--- RECORD EXTRACTS ---

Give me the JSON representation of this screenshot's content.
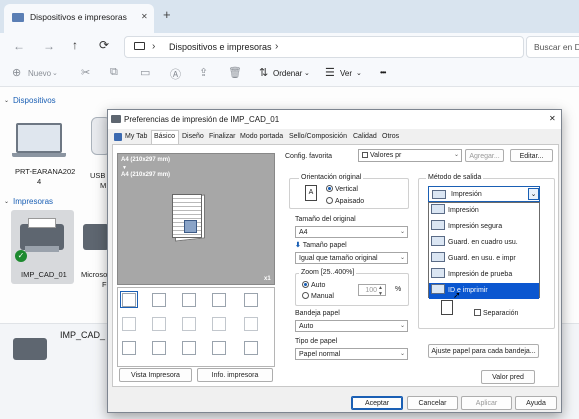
{
  "browser": {
    "tab_title": "Dispositivos e impresoras",
    "close_glyph": "✕",
    "new_tab_glyph": "+",
    "breadcrumb": "Dispositivos e impresoras",
    "breadcrumb_chevron": "›",
    "search_placeholder": "Buscar en D"
  },
  "commands": {
    "new_label": "Nuevo",
    "sort_label": "Ordenar",
    "view_label": "Ver",
    "more_label": "•••"
  },
  "sections": {
    "devices_header": "Dispositivos",
    "printers_header": "Impresoras"
  },
  "devices": [
    {
      "line1": "PRT-EARANA202",
      "line2": "4"
    },
    {
      "line1": "USB",
      "line2": "M"
    }
  ],
  "printers": [
    {
      "label": "IMP_CAD_01"
    },
    {
      "line1": "Microso",
      "line2": "F"
    }
  ],
  "details": {
    "name": "IMP_CAD_"
  },
  "dialog": {
    "title": "Preferencias de impresión de IMP_CAD_01",
    "close_glyph": "✕",
    "tabs": [
      "My Tab",
      "Básico",
      "Diseño",
      "Finalizar",
      "Modo portada",
      "Sello/Composición",
      "Calidad",
      "Otros"
    ],
    "active_tab": "Básico",
    "preview": {
      "paper1": "A4 (210x297 mm)",
      "arrow": "▼",
      "paper2": "A4 (210x297 mm)",
      "copies": "x1",
      "view_printer_button": "Vista Impresora",
      "printer_info_button": "Info. impresora"
    },
    "favorites": {
      "label": "Config. favorita",
      "value": "Valores pr",
      "add_button": "Agregar...",
      "edit_button": "Editar..."
    },
    "orientation": {
      "title": "Orientación original",
      "options": [
        "Vertical",
        "Apaisado"
      ],
      "selected": "Vertical"
    },
    "original_size": {
      "label": "Tamaño del original",
      "value": "A4"
    },
    "paper_size": {
      "label": "Tamaño papel",
      "value": "Igual que tamaño original"
    },
    "zoom": {
      "label": "Zoom [25..400%]",
      "options": [
        "Auto",
        "Manual"
      ],
      "selected": "Auto",
      "value": "100",
      "unit": "%"
    },
    "paper_tray": {
      "label": "Bandeja papel",
      "value": "Auto"
    },
    "paper_type": {
      "label": "Tipo de papel",
      "value": "Papel normal"
    },
    "output_method": {
      "label": "Método de salida",
      "value": "Impresión",
      "options": [
        "Impresión",
        "Impresión segura",
        "Guard. en cuadro usu.",
        "Guard. en usu. e impr",
        "Impresión de prueba",
        "ID e imprimir"
      ],
      "highlighted": "ID e imprimir"
    },
    "separation": {
      "label": "Separación",
      "checked": false
    },
    "adjust_paper_button": "Ajuste papel para cada bandeja...",
    "default_button": "Valor pred",
    "ok_button": "Aceptar",
    "cancel_button": "Cancelar",
    "apply_button": "Aplicar",
    "help_button": "Ayuda",
    "colors": {
      "accent": "#1a5fb4",
      "highlight": "#0b57d0",
      "preview_bg": "#a7a7a7"
    }
  }
}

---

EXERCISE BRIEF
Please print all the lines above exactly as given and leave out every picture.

WRITTEN ANSWER
Give me the JSON representation of this screenshot's content.
{
  "browser": {
    "tab_title": "Dispositivos e impresoras",
    "close_glyph": "✕",
    "new_tab_glyph": "+",
    "breadcrumb": "Dispositivos e impresoras",
    "breadcrumb_chevron": "›",
    "search_placeholder": "Buscar en D"
  },
  "commands": {
    "new_label": "Nuevo",
    "sort_label": "Ordenar",
    "view_label": "Ver",
    "more_label": "•••"
  },
  "sections": {
    "devices_header": "Dispositivos",
    "printers_header": "Impresoras"
  },
  "devices": [
    {
      "line1": "PRT-EARANA202",
      "line2": "4"
    },
    {
      "line1": "USB",
      "line2": "M"
    }
  ],
  "printers": [
    {
      "label": "IMP_CAD_01"
    },
    {
      "line1": "Microso",
      "line2": "F"
    }
  ],
  "details": {
    "name": "IMP_CAD_"
  },
  "dialog": {
    "title": "Preferencias de impresión de IMP_CAD_01",
    "close_glyph": "✕",
    "tabs": [
      "My Tab",
      "Básico",
      "Diseño",
      "Finalizar",
      "Modo portada",
      "Sello/Composición",
      "Calidad",
      "Otros"
    ],
    "active_tab": "Básico",
    "preview": {
      "paper1": "A4 (210x297 mm)",
      "arrow": "▼",
      "paper2": "A4 (210x297 mm)",
      "copies": "x1",
      "view_printer_button": "Vista Impresora",
      "printer_info_button": "Info. impresora"
    },
    "favorites": {
      "label": "Config. favorita",
      "value": "Valores pr",
      "add_button": "Agregar...",
      "edit_button": "Editar..."
    },
    "orientation": {
      "title": "Orientación original",
      "options": [
        "Vertical",
        "Apaisado"
      ],
      "selected": "Vertical"
    },
    "original_size": {
      "label": "Tamaño del original",
      "value": "A4"
    },
    "paper_size": {
      "label": "Tamaño papel",
      "value": "Igual que tamaño original"
    },
    "zoom": {
      "label": "Zoom [25..400%]",
      "options": [
        "Auto",
        "Manual"
      ],
      "selected": "Auto",
      "value": "100",
      "unit": "%"
    },
    "paper_tray": {
      "label": "Bandeja papel",
      "value": "Auto"
    },
    "paper_type": {
      "label": "Tipo de papel",
      "value": "Papel normal"
    },
    "output_method": {
      "label": "Método de salida",
      "value": "Impresión",
      "options": [
        "Impresión",
        "Impresión segura",
        "Guard. en cuadro usu.",
        "Guard. en usu. e impr",
        "Impresión de prueba",
        "ID e imprimir"
      ],
      "highlighted": "ID e imprimir"
    },
    "separation": {
      "label": "Separación",
      "checked": false
    },
    "adjust_paper_button": "Ajuste papel para cada bandeja...",
    "default_button": "Valor pred",
    "ok_button": "Aceptar",
    "cancel_button": "Cancelar",
    "apply_button": "Aplicar",
    "help_button": "Ayuda",
    "colors": {
      "accent": "#1a5fb4",
      "highlight": "#0b57d0",
      "preview_bg": "#a7a7a7"
    }
  }
}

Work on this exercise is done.